• Task: From the entries that follow, copy each line containing the word "JSON".

Material provided Start Marker

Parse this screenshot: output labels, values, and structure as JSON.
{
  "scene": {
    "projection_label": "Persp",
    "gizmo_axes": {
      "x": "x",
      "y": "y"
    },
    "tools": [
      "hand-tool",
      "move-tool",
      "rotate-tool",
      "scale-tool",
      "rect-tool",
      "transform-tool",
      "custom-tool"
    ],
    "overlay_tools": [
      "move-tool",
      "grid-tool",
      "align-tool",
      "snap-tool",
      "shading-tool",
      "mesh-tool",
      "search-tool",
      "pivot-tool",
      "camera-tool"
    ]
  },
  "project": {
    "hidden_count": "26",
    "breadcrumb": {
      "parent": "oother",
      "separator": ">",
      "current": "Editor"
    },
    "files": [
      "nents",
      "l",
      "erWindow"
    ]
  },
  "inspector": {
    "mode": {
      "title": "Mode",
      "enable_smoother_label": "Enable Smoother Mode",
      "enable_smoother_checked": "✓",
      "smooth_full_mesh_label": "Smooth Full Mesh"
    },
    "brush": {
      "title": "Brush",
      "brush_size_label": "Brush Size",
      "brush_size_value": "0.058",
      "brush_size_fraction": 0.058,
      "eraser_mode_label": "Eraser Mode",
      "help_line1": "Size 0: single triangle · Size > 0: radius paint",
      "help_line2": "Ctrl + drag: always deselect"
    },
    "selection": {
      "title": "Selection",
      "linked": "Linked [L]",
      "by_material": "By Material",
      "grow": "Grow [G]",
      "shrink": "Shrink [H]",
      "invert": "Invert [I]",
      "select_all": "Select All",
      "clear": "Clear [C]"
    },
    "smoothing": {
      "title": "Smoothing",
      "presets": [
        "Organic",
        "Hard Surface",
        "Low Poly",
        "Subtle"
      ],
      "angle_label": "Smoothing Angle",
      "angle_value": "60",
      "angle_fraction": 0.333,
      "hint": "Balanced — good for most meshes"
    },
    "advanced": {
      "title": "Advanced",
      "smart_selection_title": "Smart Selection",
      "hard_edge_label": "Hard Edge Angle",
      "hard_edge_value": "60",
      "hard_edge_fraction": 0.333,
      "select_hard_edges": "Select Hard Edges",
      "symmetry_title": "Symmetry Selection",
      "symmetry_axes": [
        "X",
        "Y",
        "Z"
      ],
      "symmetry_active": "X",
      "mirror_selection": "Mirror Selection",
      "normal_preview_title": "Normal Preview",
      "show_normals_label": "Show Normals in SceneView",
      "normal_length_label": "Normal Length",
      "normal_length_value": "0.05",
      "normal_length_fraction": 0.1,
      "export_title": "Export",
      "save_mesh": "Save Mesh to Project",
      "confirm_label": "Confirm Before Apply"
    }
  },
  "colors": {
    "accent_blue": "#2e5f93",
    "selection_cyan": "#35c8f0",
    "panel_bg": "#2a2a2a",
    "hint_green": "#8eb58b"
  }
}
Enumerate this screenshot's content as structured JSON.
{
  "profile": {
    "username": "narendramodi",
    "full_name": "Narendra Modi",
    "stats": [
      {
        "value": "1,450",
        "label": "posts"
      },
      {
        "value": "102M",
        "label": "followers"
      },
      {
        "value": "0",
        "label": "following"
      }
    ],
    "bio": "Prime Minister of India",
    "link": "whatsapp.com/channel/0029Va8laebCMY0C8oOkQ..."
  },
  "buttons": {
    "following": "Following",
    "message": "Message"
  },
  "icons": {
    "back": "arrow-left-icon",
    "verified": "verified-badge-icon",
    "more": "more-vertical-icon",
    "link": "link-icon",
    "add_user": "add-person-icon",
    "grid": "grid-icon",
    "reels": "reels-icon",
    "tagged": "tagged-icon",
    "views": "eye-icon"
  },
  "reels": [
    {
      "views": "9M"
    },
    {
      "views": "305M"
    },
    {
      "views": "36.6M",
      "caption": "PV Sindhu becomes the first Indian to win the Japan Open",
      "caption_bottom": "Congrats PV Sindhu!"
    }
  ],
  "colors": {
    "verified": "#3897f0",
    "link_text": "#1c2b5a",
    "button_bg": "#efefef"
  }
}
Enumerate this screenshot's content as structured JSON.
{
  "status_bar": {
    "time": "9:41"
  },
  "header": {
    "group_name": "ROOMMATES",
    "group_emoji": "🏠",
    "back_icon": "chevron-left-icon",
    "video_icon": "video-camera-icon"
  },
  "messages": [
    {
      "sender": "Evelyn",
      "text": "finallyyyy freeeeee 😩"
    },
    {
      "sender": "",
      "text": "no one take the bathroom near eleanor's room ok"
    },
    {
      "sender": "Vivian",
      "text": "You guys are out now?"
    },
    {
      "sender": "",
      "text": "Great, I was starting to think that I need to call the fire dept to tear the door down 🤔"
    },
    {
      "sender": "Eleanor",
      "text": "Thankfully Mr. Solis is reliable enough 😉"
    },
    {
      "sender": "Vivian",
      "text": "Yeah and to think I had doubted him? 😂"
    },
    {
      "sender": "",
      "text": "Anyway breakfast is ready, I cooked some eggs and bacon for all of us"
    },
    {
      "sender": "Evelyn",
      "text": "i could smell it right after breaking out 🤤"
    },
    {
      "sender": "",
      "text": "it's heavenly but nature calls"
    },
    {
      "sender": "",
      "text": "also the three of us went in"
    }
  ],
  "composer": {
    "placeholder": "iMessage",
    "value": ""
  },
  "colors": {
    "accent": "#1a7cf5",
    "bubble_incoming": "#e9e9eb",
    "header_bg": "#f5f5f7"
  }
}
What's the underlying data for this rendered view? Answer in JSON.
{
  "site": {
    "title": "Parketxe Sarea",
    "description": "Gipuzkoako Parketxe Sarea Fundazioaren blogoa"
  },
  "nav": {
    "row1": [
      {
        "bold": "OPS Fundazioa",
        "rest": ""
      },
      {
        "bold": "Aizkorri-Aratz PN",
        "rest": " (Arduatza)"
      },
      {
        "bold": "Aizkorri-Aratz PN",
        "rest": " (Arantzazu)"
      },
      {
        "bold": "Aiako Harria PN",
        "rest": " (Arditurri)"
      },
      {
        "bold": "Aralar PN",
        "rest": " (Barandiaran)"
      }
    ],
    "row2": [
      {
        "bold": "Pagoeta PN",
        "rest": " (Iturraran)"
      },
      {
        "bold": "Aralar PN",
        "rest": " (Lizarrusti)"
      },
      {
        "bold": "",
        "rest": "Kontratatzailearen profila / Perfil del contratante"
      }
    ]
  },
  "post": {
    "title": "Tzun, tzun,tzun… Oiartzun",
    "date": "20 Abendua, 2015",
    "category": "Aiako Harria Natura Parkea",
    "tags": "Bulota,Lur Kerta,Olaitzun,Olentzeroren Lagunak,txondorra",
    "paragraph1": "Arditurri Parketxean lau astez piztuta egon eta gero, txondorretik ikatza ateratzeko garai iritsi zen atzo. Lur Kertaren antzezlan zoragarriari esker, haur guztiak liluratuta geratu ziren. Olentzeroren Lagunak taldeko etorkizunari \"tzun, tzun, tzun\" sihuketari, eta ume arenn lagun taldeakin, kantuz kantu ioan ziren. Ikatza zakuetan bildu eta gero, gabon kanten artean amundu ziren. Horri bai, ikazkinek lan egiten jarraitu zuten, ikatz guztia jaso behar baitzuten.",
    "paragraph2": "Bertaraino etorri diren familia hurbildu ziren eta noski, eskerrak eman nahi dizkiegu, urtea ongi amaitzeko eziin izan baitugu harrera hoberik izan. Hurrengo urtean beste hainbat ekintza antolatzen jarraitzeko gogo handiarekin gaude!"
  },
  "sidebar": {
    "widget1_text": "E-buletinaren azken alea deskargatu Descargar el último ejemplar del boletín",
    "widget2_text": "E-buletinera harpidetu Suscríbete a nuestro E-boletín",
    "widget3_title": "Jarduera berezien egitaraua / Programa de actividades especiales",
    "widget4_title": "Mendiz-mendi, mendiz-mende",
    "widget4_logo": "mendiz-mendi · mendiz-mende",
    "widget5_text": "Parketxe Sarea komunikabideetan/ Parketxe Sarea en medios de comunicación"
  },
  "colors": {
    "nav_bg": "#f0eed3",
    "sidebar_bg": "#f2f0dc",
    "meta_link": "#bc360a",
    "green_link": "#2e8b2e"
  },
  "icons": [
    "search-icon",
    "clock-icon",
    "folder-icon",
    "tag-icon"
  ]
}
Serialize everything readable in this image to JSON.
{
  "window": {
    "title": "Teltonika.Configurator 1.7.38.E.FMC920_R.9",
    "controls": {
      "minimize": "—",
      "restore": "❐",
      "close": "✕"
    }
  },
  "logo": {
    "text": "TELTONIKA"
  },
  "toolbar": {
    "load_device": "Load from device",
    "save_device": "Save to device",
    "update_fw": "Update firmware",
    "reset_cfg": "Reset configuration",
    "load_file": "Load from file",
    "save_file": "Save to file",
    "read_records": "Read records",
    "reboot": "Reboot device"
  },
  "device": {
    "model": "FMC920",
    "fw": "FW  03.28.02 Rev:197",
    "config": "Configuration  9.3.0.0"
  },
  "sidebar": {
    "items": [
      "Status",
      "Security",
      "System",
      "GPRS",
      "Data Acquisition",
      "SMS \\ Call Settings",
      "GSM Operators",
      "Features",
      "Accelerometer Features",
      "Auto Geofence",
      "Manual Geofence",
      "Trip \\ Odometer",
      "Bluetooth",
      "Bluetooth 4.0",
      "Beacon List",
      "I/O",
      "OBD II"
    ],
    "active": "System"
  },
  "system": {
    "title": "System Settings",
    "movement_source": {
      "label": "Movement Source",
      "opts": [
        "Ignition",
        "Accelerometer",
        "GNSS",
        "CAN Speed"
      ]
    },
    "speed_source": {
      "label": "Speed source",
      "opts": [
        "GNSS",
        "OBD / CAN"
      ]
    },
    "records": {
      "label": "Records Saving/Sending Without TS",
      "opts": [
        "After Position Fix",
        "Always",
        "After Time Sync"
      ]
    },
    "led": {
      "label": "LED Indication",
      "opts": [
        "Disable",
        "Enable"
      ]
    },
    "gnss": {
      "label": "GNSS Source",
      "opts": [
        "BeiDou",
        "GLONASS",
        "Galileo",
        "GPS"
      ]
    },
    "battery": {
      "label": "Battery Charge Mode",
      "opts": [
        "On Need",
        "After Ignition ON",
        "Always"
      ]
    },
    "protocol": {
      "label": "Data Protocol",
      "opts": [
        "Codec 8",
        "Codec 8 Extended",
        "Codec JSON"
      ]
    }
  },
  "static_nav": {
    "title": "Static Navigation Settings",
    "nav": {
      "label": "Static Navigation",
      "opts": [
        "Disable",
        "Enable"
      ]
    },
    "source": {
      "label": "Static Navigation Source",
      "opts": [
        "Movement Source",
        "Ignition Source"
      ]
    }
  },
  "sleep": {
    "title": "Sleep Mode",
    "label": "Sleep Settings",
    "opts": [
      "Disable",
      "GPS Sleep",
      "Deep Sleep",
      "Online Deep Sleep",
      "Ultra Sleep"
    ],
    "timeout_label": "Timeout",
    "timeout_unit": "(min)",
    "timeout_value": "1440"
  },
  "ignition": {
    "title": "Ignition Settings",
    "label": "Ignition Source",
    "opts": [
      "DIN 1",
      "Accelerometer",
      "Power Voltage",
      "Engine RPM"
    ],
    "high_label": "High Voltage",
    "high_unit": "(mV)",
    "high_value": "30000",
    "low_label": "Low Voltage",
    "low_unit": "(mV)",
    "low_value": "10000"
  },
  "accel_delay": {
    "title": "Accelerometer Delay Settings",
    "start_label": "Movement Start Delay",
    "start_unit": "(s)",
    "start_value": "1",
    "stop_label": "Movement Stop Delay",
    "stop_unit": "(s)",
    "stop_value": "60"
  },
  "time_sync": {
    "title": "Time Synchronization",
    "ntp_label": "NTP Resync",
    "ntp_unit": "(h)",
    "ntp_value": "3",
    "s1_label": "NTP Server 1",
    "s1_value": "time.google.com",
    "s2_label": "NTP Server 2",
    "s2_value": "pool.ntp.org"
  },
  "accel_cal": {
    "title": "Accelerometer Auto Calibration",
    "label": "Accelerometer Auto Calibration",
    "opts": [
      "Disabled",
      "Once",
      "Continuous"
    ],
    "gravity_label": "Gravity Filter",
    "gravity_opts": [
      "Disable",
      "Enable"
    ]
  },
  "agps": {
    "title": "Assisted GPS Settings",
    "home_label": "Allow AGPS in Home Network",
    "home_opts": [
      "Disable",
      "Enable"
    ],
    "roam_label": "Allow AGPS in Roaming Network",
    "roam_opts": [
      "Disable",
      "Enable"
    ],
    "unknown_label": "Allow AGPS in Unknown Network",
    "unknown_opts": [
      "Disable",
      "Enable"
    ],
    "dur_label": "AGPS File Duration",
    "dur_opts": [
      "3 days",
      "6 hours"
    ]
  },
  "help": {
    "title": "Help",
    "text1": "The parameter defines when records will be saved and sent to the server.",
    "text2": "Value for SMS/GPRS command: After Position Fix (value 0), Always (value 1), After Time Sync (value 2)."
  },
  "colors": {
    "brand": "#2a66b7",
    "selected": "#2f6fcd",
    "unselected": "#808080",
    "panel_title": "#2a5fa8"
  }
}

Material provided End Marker

• Response for this exercise:
Parse this screenshot: output labels, values, and structure as JSON.
Enumerate this screenshot's content as structured JSON.
Enumerate this screenshot's content as structured JSON.
What's the underlying data for this rendered view? Answer in JSON.
Serialize everything readable in this image to JSON.
        "Codec JSON"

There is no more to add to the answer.